Content starts

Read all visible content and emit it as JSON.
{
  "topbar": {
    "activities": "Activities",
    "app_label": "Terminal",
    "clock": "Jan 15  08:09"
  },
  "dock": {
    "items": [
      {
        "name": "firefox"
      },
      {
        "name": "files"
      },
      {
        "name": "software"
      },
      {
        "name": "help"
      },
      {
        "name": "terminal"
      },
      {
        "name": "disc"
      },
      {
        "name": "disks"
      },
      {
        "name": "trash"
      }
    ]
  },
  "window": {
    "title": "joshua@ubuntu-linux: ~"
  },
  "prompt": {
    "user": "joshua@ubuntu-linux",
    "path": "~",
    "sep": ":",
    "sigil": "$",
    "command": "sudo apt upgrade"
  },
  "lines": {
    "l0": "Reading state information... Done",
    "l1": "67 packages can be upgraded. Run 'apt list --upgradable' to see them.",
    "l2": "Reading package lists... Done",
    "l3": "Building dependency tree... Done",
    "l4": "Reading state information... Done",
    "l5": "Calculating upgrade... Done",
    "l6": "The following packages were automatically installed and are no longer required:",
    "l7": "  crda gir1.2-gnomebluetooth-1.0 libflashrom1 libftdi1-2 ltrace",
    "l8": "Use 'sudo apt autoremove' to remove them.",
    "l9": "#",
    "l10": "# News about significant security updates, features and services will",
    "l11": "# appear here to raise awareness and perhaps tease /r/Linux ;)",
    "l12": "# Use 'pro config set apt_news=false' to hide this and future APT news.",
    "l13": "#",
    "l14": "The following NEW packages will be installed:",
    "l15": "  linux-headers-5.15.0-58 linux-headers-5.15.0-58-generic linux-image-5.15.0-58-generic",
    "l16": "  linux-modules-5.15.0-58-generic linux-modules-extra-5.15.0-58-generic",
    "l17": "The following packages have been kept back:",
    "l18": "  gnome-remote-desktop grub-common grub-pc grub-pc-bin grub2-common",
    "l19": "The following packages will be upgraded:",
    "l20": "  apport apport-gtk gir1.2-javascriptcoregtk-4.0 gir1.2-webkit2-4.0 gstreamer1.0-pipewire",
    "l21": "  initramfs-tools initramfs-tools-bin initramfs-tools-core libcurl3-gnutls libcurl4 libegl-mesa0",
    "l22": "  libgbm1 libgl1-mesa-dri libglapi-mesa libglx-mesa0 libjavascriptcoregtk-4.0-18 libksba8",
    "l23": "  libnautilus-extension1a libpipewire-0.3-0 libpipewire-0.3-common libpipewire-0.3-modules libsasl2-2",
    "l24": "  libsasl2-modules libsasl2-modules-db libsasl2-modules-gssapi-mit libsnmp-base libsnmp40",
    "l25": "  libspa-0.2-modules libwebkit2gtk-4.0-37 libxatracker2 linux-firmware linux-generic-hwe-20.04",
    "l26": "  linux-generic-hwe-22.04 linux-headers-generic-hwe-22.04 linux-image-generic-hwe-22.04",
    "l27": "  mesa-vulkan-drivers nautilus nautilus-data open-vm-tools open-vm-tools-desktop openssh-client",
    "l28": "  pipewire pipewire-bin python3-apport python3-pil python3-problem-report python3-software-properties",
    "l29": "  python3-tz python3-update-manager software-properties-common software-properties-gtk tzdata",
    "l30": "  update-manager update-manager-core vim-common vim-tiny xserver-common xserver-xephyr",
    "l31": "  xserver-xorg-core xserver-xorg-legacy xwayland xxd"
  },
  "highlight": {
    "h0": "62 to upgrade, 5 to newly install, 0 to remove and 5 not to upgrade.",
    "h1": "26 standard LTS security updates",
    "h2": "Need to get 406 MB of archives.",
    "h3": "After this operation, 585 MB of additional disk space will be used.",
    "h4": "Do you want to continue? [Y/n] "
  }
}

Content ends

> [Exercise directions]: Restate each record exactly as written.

> [Written answer]:
Read all visible content and emit it as JSON.
{
  "topbar": {
    "activities": "Activities",
    "app_label": "Terminal",
    "clock": "Jan 15  08:09"
  },
  "dock": {
    "items": [
      {
        "name": "firefox"
      },
      {
        "name": "files"
      },
      {
        "name": "software"
      },
      {
        "name": "help"
      },
      {
        "name": "terminal"
      },
      {
        "name": "disc"
      },
      {
        "name": "disks"
      },
      {
        "name": "trash"
      }
    ]
  },
  "window": {
    "title": "joshua@ubuntu-linux: ~"
  },
  "prompt": {
    "user": "joshua@ubuntu-linux",
    "path": "~",
    "sep": ":",
    "sigil": "$",
    "command": "sudo apt upgrade"
  },
  "lines": {
    "l0": "Reading state information... Done",
    "l1": "67 packages can be upgraded. Run 'apt list --upgradable' to see them.",
    "l2": "Reading package lists... Done",
    "l3": "Building dependency tree... Done",
    "l4": "Reading state information... Done",
    "l5": "Calculating upgrade... Done",
    "l6": "The following packages were automatically installed and are no longer required:",
    "l7": "  crda gir1.2-gnomebluetooth-1.0 libflashrom1 libftdi1-2 ltrace",
    "l8": "Use 'sudo apt autoremove' to remove them.",
    "l9": "#",
    "l10": "# News about significant security updates, features and services will",
    "l11": "# appear here to raise awareness and perhaps tease /r/Linux ;)",
    "l12": "# Use 'pro config set apt_news=false' to hide this and future APT news.",
    "l13": "#",
    "l14": "The following NEW packages will be installed:",
    "l15": "  linux-headers-5.15.0-58 linux-headers-5.15.0-58-generic linux-image-5.15.0-58-generic",
    "l16": "  linux-modules-5.15.0-58-generic linux-modules-extra-5.15.0-58-generic",
    "l17": "The following packages have been kept back:",
    "l18": "  gnome-remote-desktop grub-common grub-pc grub-pc-bin grub2-common",
    "l19": "The following packages will be upgraded:",
    "l20": "  apport apport-gtk gir1.2-javascriptcoregtk-4.0 gir1.2-webkit2-4.0 gstreamer1.0-pipewire",
    "l21": "  initramfs-tools initramfs-tools-bin initramfs-tools-core libcurl3-gnutls libcurl4 libegl-mesa0",
    "l22": "  libgbm1 libgl1-mesa-dri libglapi-mesa libglx-mesa0 libjavascriptcoregtk-4.0-18 libksba8",
    "l23": "  libnautilus-extension1a libpipewire-0.3-0 libpipewire-0.3-common libpipewire-0.3-modules libsasl2-2",
    "l24": "  libsasl2-modules libsasl2-modules-db libsasl2-modules-gssapi-mit libsnmp-base libsnmp40",
    "l25": "  libspa-0.2-modules libwebkit2gtk-4.0-37 libxatracker2 linux-firmware linux-generic-hwe-20.04",
    "l26": "  linux-generic-hwe-22.04 linux-headers-generic-hwe-22.04 linux-image-generic-hwe-22.04",
    "l27": "  mesa-vulkan-drivers nautilus nautilus-data open-vm-tools open-vm-tools-desktop openssh-client",
    "l28": "  pipewire pipewire-bin python3-apport python3-pil python3-problem-report python3-software-properties",
    "l29": "  python3-tz python3-update-manager software-properties-common software-properties-gtk tzdata",
    "l30": "  update-manager update-manager-core vim-common vim-tiny xserver-common xserver-xephyr",
    "l31": "  xserver-xorg-core xserver-xorg-legacy xwayland xxd"
  },
  "highlight": {
    "h0": "62 to upgrade, 5 to newly install, 0 to remove and 5 not to upgrade.",
    "h1": "26 standard LTS security updates",
    "h2": "Need to get 406 MB of archives.",
    "h3": "After this operation, 585 MB of additional disk space will be used.",
    "h4": "Do you want to continue? [Y/n] "
  }
}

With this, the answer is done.